#### Work order:
Copy whichever lines of the data hold the word "brackets".

#### Task data:

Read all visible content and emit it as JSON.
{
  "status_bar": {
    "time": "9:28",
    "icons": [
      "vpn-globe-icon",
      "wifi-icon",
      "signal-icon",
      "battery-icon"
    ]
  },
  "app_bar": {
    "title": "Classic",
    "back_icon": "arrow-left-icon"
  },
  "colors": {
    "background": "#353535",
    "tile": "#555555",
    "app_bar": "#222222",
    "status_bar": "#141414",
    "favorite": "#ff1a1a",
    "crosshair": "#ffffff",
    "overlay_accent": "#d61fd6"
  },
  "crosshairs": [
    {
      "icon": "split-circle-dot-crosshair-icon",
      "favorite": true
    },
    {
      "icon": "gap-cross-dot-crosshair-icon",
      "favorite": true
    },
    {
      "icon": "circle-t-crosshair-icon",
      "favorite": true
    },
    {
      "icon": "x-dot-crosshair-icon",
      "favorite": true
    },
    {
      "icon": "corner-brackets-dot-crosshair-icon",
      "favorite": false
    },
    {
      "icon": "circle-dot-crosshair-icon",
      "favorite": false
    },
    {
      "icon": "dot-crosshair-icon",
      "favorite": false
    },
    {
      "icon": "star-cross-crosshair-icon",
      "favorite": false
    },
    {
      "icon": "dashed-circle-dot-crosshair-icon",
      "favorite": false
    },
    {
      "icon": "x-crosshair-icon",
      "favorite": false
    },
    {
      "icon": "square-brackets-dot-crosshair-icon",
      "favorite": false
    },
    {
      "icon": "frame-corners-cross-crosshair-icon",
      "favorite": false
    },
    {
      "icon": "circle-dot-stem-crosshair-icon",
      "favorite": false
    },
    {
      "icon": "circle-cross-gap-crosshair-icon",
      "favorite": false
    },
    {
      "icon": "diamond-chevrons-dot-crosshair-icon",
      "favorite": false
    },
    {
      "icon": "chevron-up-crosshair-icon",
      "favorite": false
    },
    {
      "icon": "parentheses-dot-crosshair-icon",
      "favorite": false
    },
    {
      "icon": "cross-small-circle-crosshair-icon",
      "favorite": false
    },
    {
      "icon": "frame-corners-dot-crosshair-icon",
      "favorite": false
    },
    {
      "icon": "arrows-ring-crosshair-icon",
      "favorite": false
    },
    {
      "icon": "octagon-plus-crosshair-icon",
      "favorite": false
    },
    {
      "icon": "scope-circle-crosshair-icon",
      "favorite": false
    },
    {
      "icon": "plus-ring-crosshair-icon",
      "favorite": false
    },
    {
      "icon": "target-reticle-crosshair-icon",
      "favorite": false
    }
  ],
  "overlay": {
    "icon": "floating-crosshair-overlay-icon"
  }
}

#### Solution to the exercise:
      "icon": "corner-brackets-dot-crosshair-icon",
      "icon": "square-brackets-dot-crosshair-icon",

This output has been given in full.